The first excerpt represents the past or something you must release, and is drawn from End of the Tether by Joseph Conrad:

try on the great highway to the East, where he would take up a berth nearly opposite the big stone pile of the harbor office till it was time to start again on the old round of 1600 miles and thirty days. Not a very enterprising life, this, for Captain Whalley, Henry Whalley, otherwise Dare-devil Harry--Whalley of the Condor, a famous clipper in her day. No. Not a very enterprising life for a man who had served famous firms, who had sailed famous ships (more than one or two of them his own); who had made famous passages, had been the pioneer of new routes and new trades; who had

End of the Tether
The second excerpt represents the present or the deciding factor of the moment, and is drawn from Alcibiades II by Platonic Imitator:

who are most out of their wits we call 'madmen,' while we term those who are less far gone 'stupid' or 'idiotic,' or, if we prefer gentler language, describe them as 'romantic' or 'simple-minded,' or, again, as 'innocent' or 'inexperienced' or 'foolish.' You may even find other names, if you seek for them; but by all of them lack of sense is intended. They only differ as one art appeared to us to differ from another or one disease from another. Or what is your opinion?

ALCIBIADES: I agree with you.

SOCRATES: Then let us return to the point at which we digressed. We said at first that we should have to consider who were the wise and who the foolish. For we acknowledged that there are these two classes? Did we

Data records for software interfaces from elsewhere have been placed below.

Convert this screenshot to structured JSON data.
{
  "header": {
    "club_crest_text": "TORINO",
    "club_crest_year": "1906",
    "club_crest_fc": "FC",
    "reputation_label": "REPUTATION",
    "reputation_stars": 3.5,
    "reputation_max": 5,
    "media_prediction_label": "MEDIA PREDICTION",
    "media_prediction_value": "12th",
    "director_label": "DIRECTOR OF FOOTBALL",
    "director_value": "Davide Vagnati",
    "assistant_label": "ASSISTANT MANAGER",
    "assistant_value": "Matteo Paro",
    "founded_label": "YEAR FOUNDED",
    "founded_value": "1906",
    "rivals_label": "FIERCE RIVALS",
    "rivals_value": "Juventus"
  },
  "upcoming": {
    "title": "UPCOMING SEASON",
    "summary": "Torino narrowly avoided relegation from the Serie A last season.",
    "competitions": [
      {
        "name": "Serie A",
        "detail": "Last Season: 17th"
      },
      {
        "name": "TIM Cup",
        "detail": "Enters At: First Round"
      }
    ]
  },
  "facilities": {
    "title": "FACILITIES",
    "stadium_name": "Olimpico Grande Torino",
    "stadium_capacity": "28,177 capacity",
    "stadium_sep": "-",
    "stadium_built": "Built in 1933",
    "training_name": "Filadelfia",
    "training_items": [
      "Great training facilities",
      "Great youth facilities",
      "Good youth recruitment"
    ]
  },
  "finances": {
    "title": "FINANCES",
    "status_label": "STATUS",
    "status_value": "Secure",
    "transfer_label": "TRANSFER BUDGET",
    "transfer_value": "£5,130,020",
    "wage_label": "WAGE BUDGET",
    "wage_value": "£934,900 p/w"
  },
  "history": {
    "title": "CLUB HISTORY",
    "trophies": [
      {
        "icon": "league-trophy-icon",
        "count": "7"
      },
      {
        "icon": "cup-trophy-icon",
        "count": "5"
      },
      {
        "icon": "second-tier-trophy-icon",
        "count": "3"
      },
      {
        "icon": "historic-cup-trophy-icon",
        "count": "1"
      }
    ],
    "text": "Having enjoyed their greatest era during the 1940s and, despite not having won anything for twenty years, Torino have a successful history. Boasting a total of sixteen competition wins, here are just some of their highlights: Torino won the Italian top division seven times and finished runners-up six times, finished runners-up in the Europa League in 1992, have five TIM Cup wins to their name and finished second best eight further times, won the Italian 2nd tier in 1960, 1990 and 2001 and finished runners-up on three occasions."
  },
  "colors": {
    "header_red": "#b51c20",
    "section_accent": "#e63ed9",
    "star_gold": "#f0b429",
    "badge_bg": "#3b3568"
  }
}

The third excerpt represents the future or something you must embrace, and is drawn from A Midsummer Night's Dream by William Shakespeare:

Nigh and silence: who is heere? Weedes of Athens he doth weare: This is he (my master said) Despised the Athenian maide: And heere the maiden sleeping sound, On the danke and durty ground. Pretty soule, she durst not lye Neere this lacke-loue, this kill-curtesie. Churle, vpon thy eyes I throw All the power this charme doth owe: When thou wak'st, let loue forbid

A Midsummer Night's Dream